Overall, the use of a decohesive stress tensor yields smaller simulated LKF angles, without significantly impacting the material deformations. Using a
large correction path angle

The simulation results show that in the MEB model, the damage develops at short timescales during which the elastic component of the rheology is
important, while most of the deformations occur post-fracture over a longer timescale in the heavily damaged ice. This is in contrast with plastic
models, in which a flow rule simultaneously dictates both the LKF development and the relative amount of shear and normal deformations occurring along
the LKFs. The decoupling between the development of damage and the post-fracture deformations in the MEB model explains that the type of deformations
in the LKFs remains similar

The viscous dissipation timescale (

Note that the results presented above were presented using a single space and time resolution and ice sample aspect ratio and without using
heterogeneity. While the exact localization of the LKFs in the simulations is affected by these parameters, the overall physics and sensitivity to the
damage parameterization are robust to these changes. For instance, repeating the experiment by doubling the space resolution or the width of the ice
sample does not change the LKF position and orientation (not shown). On the other hand, adding heterogeneity changes the LKF development by forming
irregular sliding planes instead of the linear diamond shapes (Fig.

We propose a generalized stress correction scheme for the damage parameterization to reduce the growth of residual errors in the MEB sea ice model
documented in

Our results show that in the MEB rheology, most of the deformations occur post-fracture in heavily damaged ice, where the viscous term is dominant. This causes a predominance of convergence (ridging) in the LKFs, contrary to laboratory experiments of granular materials and satellite observations of sea ice. The use of a decohesive stress tensor influences the LKF orientation in the sea ice cover but does not influence the type of deformation rates (convergence and shear) or the simulated dilatancy. Future work will involve the modification of the non-linear relationship between the Maxwell viscosity and the damage. We also show that the sensitivity of the LKF orientation to the Poisson ratio, seen when using the standard damage parameterization, disappears when using the generalized stress correction scheme with a fixed stress correction path. This suggests that in the MEB model the stress concentration and fracture propagation are governed by the stress correction rather than by the relaxation of the mechanical properties associated with the damage.

Based on our results, using the generalized damage parameterization with a stress correction path normal to the yield curve reduces the growth of
residual errors and allows longer-term simulations with post-fracture deformations. Using this stress correction path also reduces the orientation of
LKFs by

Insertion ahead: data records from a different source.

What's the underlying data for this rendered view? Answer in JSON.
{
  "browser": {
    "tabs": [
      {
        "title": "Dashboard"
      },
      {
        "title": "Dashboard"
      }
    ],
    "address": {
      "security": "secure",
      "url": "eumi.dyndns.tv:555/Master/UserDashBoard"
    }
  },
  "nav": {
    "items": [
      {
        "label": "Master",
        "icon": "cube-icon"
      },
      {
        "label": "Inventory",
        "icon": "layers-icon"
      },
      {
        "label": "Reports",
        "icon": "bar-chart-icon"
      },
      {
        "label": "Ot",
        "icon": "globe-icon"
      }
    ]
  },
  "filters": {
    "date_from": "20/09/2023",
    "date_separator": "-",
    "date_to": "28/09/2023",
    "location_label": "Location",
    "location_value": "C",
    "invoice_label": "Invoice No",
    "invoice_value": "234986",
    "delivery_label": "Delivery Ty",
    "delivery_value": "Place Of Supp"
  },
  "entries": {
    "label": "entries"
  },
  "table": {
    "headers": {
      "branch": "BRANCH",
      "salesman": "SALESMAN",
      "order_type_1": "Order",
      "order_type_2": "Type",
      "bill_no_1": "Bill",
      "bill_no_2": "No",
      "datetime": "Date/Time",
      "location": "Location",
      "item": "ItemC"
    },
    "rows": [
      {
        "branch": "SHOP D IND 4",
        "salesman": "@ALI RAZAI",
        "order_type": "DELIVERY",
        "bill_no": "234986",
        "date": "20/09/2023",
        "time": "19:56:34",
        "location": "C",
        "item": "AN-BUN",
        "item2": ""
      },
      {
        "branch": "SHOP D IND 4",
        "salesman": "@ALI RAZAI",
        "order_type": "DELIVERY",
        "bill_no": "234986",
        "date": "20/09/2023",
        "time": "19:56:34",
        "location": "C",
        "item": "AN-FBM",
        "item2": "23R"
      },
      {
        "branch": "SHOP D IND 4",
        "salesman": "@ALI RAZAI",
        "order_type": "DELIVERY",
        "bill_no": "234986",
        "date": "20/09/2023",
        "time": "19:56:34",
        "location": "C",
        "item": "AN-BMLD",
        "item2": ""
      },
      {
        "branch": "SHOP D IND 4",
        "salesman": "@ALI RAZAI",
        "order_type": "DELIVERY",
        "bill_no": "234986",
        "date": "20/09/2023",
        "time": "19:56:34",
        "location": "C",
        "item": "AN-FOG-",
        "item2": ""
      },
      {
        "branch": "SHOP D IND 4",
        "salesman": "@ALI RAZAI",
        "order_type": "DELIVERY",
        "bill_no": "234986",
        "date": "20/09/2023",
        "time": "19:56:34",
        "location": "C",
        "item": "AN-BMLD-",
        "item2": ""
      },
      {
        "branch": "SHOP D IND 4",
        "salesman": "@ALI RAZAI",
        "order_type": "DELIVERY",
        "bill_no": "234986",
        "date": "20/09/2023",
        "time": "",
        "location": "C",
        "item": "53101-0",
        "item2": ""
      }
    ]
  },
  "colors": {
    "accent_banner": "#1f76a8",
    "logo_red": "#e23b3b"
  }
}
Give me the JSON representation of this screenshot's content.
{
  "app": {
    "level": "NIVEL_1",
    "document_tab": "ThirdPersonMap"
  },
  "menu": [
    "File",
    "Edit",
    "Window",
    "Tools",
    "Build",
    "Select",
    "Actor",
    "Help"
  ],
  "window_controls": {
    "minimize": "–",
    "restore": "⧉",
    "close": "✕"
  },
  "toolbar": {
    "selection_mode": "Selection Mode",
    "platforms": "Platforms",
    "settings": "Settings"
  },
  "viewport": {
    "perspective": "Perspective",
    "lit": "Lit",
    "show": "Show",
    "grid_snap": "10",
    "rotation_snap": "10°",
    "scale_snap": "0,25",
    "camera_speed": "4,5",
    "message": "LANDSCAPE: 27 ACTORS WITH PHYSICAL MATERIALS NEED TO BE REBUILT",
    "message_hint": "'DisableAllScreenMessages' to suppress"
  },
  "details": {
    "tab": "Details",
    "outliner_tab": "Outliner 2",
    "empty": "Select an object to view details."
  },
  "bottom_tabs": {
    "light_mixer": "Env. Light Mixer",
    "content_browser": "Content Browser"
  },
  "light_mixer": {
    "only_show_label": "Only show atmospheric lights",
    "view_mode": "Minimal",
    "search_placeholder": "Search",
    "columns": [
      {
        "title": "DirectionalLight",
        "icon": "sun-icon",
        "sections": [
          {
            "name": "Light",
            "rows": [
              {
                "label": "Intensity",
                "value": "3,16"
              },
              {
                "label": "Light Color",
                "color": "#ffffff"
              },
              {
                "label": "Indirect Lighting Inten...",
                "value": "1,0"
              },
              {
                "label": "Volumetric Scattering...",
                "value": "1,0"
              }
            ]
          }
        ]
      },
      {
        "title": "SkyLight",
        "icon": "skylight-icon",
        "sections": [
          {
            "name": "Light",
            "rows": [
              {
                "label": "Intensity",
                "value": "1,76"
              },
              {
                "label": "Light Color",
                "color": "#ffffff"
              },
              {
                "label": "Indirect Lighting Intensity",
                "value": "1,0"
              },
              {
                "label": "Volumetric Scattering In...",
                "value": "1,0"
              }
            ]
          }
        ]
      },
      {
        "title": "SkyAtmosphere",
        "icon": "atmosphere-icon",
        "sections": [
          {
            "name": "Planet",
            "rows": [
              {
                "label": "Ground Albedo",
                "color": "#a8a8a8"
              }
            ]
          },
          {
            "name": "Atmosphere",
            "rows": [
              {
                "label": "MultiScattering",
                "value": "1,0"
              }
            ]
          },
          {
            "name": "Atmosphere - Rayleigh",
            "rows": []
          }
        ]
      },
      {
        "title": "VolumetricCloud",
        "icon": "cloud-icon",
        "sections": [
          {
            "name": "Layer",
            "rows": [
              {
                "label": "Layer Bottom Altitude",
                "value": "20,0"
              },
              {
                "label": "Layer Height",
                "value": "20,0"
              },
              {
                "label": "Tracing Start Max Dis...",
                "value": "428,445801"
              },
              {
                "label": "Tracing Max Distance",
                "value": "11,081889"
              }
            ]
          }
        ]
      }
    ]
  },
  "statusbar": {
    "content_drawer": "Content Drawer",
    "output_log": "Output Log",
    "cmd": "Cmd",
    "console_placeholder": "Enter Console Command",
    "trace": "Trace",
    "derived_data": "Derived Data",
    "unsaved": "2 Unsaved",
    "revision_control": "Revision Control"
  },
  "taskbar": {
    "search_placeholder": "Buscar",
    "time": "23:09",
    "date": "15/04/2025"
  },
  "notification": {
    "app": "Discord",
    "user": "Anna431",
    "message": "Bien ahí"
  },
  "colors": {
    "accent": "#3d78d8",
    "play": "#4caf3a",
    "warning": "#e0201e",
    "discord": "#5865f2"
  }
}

Our sea ice model code is available upon request.

Our model outputs are available upon request.

MP coded the model, ran all the simulations, analyzed results and led the writing of the manuscript. BT participated in regular discussions during the course of the work and edited the manuscript.

The contact author has declared that neither they nor their co-author have any competing interests.

Publisher's note: Copernicus Publications remains neutral with regard to jurisdictional claims in published maps and institutional affiliations.

This work is a contribution to the research program of Québec-Océan and to the ArcTrain International Training Program. We thank the three anonymous reviewers for their useful comments and suggestions during the open discussion process. We also thank Amélie Bouchat, Damien Ringeisen, Martin Losch and Jean-François Lemieux for useful discussions during the implementation of the MEB model and the generalized stress correction.

We are grateful to the Fonds de recherche du Québec – Nature et technologies (FRQNT) for financial support to Mathieu Plante during the course of this work as well as to the Natural Science and Engineering and Research Council (NSERC) Discovery Program and the Environment and Climate Change Canada Grant & Contribution for grants awarded to Bruno Tremblay.

This paper was edited by Yevgeny Aksenov and reviewed by three anonymous referees.